_Assignment_
From the records below, work out how many lines contain "Manufacturing". Reply with that number alone.

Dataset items

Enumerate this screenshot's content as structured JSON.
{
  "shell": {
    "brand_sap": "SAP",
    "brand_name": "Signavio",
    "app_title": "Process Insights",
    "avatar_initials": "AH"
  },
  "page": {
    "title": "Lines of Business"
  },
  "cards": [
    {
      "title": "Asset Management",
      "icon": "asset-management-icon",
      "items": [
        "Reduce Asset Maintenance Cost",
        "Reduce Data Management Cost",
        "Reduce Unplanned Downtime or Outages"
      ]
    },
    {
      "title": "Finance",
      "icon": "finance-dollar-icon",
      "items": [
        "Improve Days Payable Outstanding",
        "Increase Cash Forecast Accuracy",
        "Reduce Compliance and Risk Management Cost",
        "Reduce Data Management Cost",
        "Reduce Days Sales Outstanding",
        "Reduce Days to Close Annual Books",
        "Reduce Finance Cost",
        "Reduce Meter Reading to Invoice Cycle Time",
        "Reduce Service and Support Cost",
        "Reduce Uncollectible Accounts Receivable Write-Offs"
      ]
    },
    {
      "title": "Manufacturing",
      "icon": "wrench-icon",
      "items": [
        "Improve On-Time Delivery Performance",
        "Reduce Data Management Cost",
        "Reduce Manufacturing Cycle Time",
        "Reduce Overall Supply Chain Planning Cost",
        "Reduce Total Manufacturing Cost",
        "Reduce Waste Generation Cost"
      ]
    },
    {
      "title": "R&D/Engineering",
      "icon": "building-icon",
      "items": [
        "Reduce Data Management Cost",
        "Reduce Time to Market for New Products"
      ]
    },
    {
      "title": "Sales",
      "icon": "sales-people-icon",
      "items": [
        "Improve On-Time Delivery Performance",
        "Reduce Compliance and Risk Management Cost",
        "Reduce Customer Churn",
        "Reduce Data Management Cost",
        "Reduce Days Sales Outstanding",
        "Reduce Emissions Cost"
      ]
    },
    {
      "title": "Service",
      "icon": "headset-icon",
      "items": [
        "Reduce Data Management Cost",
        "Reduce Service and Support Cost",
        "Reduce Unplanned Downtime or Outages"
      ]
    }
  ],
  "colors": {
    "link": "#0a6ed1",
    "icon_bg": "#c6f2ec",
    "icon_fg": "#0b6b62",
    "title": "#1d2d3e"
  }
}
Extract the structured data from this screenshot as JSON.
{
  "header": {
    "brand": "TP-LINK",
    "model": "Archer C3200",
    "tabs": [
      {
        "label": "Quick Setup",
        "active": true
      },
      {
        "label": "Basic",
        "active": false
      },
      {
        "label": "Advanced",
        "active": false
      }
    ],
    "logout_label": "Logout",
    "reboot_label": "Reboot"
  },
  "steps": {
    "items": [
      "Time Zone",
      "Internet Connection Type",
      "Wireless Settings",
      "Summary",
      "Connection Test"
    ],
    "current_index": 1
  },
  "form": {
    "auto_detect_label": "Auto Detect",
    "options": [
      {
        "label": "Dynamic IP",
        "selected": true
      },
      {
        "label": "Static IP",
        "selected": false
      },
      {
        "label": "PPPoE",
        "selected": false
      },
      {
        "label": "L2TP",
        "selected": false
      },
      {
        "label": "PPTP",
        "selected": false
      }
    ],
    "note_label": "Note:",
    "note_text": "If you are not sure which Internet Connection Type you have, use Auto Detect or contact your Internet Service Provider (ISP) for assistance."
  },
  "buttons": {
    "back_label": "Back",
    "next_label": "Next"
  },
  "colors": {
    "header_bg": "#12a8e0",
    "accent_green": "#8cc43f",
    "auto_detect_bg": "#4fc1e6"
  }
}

_Expected answer_
3